means different things to its many practitioners. It is seen
as a means of efficient self- defense, as aesthetic movement,
a harnessing of ones vital life force or "ki", a way to conflict
resolution or a path to enlightenment and health.
all these views have great merit they mean nothing UNLESS
THEY CAN BE TURNED INTO ACTION.
"how do we go about aquiring these skills"?
Well, as our mind controls what our body does, we can see that
any change in our physical performance will require a mental
adjustment on our behalf. This being so, we must consider how
our mind presents itself and how we can influence it.
this regard nature has provided humans with an effective and
quickly changing focusing capability. It is achieved via short
bursts of concentrated awareness. This is an instinctive survival
skill which enables us to scan and respond to the presence of
food and the need for flight or fight.
For any such response to be practical, however, we would also
have to concentrate on the "task in hand" long enough to achieve
the desired result.
the next question is 'How do we sustain our concentration if
nature has given us a rapidly switching awareness?
this is possible because concentrating is not about lengthening
this basic burst of attention, but about being able to re-impose
an identical intent cyclically into a sequence of bursts as
do we need to do?
we are to perform at our best we must learn to master concentration
technique. To achieve this, we need to undertake physical practices
that force us to "hold focus" and perform accordingly. In this
regard aikido with it's dynamic "one on one" martial partner
practice is a brilliant training for teasing out these subtle
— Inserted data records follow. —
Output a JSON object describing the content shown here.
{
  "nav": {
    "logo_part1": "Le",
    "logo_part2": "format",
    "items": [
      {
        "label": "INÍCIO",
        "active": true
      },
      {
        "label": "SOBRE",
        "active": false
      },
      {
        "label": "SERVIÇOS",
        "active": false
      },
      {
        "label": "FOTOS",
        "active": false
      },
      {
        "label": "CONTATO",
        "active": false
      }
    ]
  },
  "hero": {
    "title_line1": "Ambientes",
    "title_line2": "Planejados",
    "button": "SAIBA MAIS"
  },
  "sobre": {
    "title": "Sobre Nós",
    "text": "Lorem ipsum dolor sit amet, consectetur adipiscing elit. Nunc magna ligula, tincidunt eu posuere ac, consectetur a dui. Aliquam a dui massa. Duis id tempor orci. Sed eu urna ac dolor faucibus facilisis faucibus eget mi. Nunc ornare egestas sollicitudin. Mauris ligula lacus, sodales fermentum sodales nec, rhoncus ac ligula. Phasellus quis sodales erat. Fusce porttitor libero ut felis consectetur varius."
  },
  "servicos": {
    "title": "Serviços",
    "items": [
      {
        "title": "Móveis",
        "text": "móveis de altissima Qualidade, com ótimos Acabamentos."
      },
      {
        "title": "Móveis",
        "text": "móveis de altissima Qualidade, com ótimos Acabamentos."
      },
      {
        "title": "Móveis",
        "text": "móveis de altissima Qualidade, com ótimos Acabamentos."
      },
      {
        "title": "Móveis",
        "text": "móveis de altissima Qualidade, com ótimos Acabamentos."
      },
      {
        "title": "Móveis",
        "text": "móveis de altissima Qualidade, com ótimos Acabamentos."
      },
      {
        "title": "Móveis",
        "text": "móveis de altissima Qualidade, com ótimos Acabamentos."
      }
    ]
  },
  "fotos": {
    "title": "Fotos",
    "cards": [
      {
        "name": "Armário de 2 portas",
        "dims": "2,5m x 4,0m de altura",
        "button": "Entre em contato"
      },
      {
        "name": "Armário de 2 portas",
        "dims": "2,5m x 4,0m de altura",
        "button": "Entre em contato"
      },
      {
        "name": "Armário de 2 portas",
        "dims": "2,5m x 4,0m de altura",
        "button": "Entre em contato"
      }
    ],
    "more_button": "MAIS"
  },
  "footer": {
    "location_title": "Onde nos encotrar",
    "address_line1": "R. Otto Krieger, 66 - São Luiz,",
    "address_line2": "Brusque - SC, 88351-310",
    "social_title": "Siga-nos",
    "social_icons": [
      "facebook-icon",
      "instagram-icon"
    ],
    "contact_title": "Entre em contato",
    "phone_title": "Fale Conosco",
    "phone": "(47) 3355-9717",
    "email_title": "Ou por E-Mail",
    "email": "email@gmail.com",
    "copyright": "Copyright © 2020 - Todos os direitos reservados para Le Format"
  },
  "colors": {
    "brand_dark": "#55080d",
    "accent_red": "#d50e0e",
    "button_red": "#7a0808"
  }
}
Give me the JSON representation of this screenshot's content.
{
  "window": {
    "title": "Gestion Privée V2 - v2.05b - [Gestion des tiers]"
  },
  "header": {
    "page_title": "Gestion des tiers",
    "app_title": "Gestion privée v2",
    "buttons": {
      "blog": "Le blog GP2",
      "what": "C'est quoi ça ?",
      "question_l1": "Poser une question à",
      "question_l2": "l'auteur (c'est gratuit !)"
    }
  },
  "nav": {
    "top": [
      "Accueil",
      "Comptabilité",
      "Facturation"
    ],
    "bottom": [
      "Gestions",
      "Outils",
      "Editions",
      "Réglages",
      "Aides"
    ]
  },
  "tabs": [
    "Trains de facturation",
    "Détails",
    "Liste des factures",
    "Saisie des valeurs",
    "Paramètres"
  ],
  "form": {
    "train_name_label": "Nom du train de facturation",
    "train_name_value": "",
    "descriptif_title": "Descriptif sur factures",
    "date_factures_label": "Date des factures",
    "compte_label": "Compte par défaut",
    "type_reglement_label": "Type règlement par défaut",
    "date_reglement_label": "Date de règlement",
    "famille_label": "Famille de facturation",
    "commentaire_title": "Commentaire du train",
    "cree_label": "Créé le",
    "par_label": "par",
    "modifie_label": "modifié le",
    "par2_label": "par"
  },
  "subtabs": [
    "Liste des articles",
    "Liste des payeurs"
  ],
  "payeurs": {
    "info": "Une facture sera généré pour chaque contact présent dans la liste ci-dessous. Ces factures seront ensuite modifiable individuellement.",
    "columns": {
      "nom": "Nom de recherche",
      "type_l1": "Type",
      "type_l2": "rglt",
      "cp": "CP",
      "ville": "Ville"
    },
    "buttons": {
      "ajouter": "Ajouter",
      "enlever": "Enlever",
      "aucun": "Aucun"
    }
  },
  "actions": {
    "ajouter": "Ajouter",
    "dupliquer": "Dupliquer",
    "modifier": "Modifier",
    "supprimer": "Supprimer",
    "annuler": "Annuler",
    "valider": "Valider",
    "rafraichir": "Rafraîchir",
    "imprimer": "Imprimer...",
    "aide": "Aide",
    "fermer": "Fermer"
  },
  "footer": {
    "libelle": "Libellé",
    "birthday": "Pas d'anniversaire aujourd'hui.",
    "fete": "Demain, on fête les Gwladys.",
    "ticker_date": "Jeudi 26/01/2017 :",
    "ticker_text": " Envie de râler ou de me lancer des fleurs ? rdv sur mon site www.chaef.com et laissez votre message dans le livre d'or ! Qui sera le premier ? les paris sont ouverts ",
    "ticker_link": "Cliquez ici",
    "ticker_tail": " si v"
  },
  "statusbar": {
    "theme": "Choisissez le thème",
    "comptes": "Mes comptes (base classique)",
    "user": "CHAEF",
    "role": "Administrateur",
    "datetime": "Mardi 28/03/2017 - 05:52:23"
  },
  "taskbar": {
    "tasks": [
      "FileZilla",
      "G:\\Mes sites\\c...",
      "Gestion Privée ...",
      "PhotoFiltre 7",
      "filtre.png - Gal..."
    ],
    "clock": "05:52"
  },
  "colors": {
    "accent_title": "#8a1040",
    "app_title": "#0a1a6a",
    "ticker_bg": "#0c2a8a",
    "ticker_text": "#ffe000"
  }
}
and highly rewarding 'ki' or sustained mind power skills.
we do it
Because much of our mental and physical activity is dominated
by habit, we are building superior focusing power if we can
force ourselves to reject habitual responses. Accordingly, in
aikido, we strive to practice effective technique effortlessly
in total opposition to our normal strength reactions.
"non-conflictive" aiki control is the combined manipulation
of a partner's balance and the use of micro and macro avoidance
strategies. A focal management, or sequencing, of sensory
inputs incorporating an OUTWARD MENTAL
PROJECTION based at our body's "centre" or abdomen
anchors this control.
the student, this focus management is built on existing competency
levels.These levels are gradually expanded through a training
program of martial aiki exercises.
slow and steady practice is undertaken to ensure one's speed
of learning is not exceeded. Minimal strength is applied in
an array of traditional empty hand and weapons partner practices.
These involve the challenge of strong grips, simulated strikes,
and defensive technique employing sound joint manipulations
daily training is best, at least two training sessions a week
are required to ensure progress. Experienced instructors are
used to guide students to skilfulnesss in a safe, disciplined
and nurturing non-competition environment.
TAKEMUSU TEACHERS AND DOJOS
IN MELBOURNE AUSTRALIA